Being on the road made me grow up much faster than most kids. I was by far the youngest in the group I was traveling with, so I quickly learned how to handle myself. I was afraid that if I didn’t I’d be considered a pain and sent home. Since I was now traveling with some of the same riders I had looked up to my entire childhood, I was always trying to emulate their determination, hard work and perseverance, and those lessons have helped me grow into the person I am today.
I’m now 24, and heading into what will be my third Olympics. There’s no other stage like the Games, and with that comes a lot of pressures and media, and extra stress that isn’t there for a normal snowboard contest. I have learned so much after attending the past two Olympics in Turin and Vancouver, and am pulling from those experiences to be as prepared as possible for Sochi.
Preparing for this season has been a balancing act of time spent on snow, in the gym, and juggling media and PR obligations. I believe that getting ready for a competitive winter season is all about finding the right balance -- you want to have a good amount of time on snow, and a good amount of time to focus on strength training and conditioning, and still have time to balance all the attention our sport is getting because of the Olympics.
I am now back in the halfpipe, getting ready for the first contest of the season -- an Olympic qualifier -- on Dec. 12 in Breckenridge, Colo. It feels good to finally be starting the journey that I have been thinking about and preparing for, for so long.
This journey is also something I am excited to be sharing with my fans. I am documenting my season in a series called “Hight Hopes” in Snowboarder’s video magazine, and it also lives on my YouTube channel (YouTube.com/ElenaHight). Many people have perceptions of what it means to be a professional snowboarder, but few can truly relate to the constant travel, commitments and pressures that go on behind the scenes. I’m documenting my process to open up and let everyone in on the good, bad and ugly of what it takes to make it to the Olympics.

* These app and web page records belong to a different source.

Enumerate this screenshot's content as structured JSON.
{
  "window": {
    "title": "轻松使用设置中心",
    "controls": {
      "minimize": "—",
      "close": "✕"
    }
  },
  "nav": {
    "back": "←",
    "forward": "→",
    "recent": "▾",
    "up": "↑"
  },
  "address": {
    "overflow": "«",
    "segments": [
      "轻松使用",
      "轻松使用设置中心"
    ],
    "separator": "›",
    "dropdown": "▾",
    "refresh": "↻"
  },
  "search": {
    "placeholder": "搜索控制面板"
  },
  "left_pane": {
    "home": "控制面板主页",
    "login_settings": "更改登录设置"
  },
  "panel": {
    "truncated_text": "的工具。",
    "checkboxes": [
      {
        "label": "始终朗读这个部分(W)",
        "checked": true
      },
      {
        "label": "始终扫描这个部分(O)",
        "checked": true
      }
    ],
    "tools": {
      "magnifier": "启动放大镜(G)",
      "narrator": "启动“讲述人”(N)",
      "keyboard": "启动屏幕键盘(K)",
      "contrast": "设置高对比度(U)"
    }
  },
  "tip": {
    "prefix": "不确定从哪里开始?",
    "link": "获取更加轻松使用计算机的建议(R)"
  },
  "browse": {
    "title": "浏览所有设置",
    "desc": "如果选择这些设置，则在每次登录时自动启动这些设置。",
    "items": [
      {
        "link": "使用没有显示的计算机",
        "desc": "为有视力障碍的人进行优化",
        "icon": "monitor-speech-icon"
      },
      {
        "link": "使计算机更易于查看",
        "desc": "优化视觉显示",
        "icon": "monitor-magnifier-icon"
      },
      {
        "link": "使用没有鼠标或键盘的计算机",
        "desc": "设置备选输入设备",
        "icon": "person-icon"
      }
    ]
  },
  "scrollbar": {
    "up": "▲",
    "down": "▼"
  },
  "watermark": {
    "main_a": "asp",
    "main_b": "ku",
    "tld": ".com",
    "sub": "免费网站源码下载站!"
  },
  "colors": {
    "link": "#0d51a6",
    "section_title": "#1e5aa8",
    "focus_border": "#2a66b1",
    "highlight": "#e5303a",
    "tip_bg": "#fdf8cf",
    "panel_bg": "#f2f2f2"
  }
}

With the first chapter of my web series out, and the first contest of the season in plain sight, I am just trying to stay focused on the now. I’m enjoying every moment as it comes and using every day as a stepping-stone to get me closer to my goal of coming home with a medal from Sochi. I can feel the Olympics just around the corner.